EXERCISE MATERIAL START

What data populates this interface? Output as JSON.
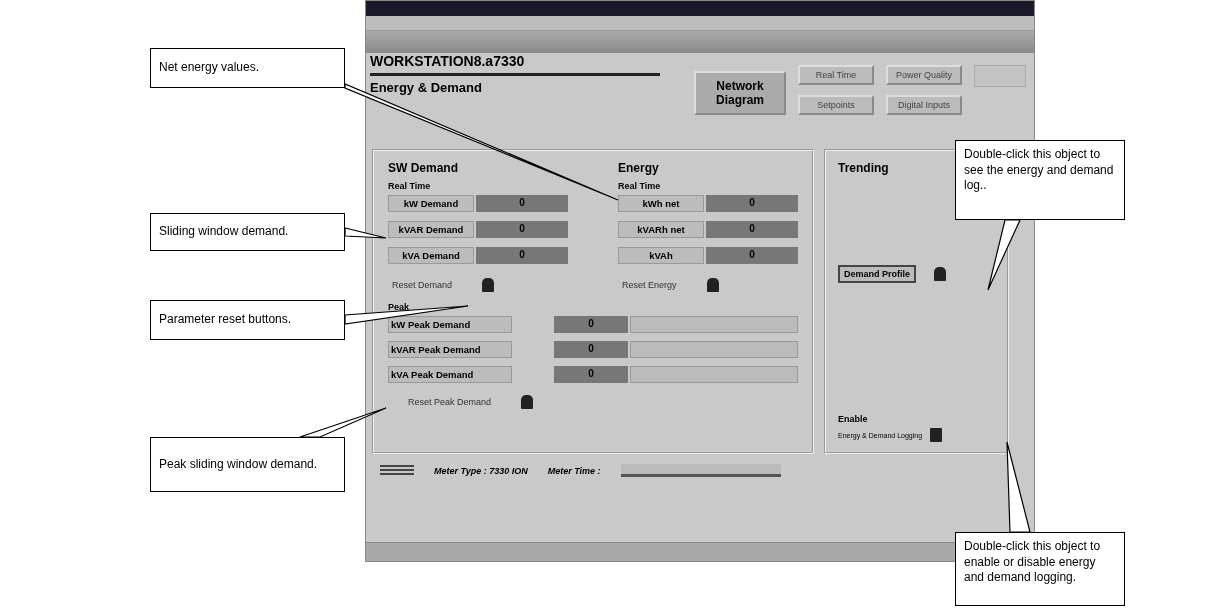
{
  "workstation": {
    "title": "WORKSTATION8.a7330",
    "subtitle": "Energy & Demand"
  },
  "nav_buttons": [
    {
      "label": "Network Diagram",
      "kind": "large",
      "disabled": false
    },
    {
      "label": "Real Time",
      "kind": "small",
      "disabled": false
    },
    {
      "label": "Power Quality",
      "kind": "small",
      "disabled": false
    },
    {
      "label": "Setpoints",
      "kind": "small",
      "disabled": false
    },
    {
      "label": "Digital Inputs",
      "kind": "small",
      "disabled": false
    }
  ],
  "sw_demand": {
    "heading": "SW Demand",
    "sublabel": "Real Time",
    "rows": [
      {
        "label": "kW Demand",
        "value": "0"
      },
      {
        "label": "kVAR Demand",
        "value": "0"
      },
      {
        "label": "kVA Demand",
        "value": "0"
      }
    ],
    "reset_label": "Reset Demand"
  },
  "energy": {
    "heading": "Energy",
    "sublabel": "Real Time",
    "rows": [
      {
        "label": "kWh net",
        "value": "0"
      },
      {
        "label": "kVARh net",
        "value": "0"
      },
      {
        "label": "kVAh",
        "value": "0"
      }
    ],
    "reset_label": "Reset Energy"
  },
  "peak": {
    "heading": "Peak",
    "rows": [
      {
        "label": "kW Peak Demand",
        "value": "0"
      },
      {
        "label": "kVAR Peak Demand",
        "value": "0"
      },
      {
        "label": "kVA Peak Demand",
        "value": "0"
      }
    ],
    "reset_label": "Reset Peak Demand"
  },
  "trending": {
    "heading": "Trending",
    "button": "Demand Profile",
    "enable_heading": "Enable",
    "enable_label": "Energy & Demand Logging"
  },
  "footer": {
    "meter_type": "Meter Type : 7330 ION",
    "meter_time_label": "Meter Time :"
  },
  "callouts": [
    {
      "text": "Net energy values."
    },
    {
      "text": "Sliding window demand."
    },
    {
      "text": "Parameter reset buttons."
    },
    {
      "text": "Peak sliding window demand."
    },
    {
      "text": "Double-click this object to see the energy and demand log.."
    },
    {
      "text": "Double-click this object to enable or disable energy and demand logging."
    }
  ]
}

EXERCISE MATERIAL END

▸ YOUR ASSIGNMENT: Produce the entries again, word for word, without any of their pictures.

▸ RESULT:
What data populates this interface? Output as JSON.
{
  "workstation": {
    "title": "WORKSTATION8.a7330",
    "subtitle": "Energy & Demand"
  },
  "nav_buttons": [
    {
      "label": "Network Diagram",
      "kind": "large",
      "disabled": false
    },
    {
      "label": "Real Time",
      "kind": "small",
      "disabled": false
    },
    {
      "label": "Power Quality",
      "kind": "small",
      "disabled": false
    },
    {
      "label": "Setpoints",
      "kind": "small",
      "disabled": false
    },
    {
      "label": "Digital Inputs",
      "kind": "small",
      "disabled": false
    }
  ],
  "sw_demand": {
    "heading": "SW Demand",
    "sublabel": "Real Time",
    "rows": [
      {
        "label": "kW Demand",
        "value": "0"
      },
      {
        "label": "kVAR Demand",
        "value": "0"
      },
      {
        "label": "kVA Demand",
        "value": "0"
      }
    ],
    "reset_label": "Reset Demand"
  },
  "energy": {
    "heading": "Energy",
    "sublabel": "Real Time",
    "rows": [
      {
        "label": "kWh net",
        "value": "0"
      },
      {
        "label": "kVARh net",
        "value": "0"
      },
      {
        "label": "kVAh",
        "value": "0"
      }
    ],
    "reset_label": "Reset Energy"
  },
  "peak": {
    "heading": "Peak",
    "rows": [
      {
        "label": "kW Peak Demand",
        "value": "0"
      },
      {
        "label": "kVAR Peak Demand",
        "value": "0"
      },
      {
        "label": "kVA Peak Demand",
        "value": "0"
      }
    ],
    "reset_label": "Reset Peak Demand"
  },
  "trending": {
    "heading": "Trending",
    "button": "Demand Profile",
    "enable_heading": "Enable",
    "enable_label": "Energy & Demand Logging"
  },
  "footer": {
    "meter_type": "Meter Type : 7330 ION",
    "meter_time_label": "Meter Time :"
  },
  "callouts": [
    {
      "text": "Net energy values."
    },
    {
      "text": "Sliding window demand."
    },
    {
      "text": "Parameter reset buttons."
    },
    {
      "text": "Peak sliding window demand."
    },
    {
      "text": "Double-click this object to see the energy and demand log.."
    },
    {
      "text": "Double-click this object to enable or disable energy and demand logging."
    }
  ]
}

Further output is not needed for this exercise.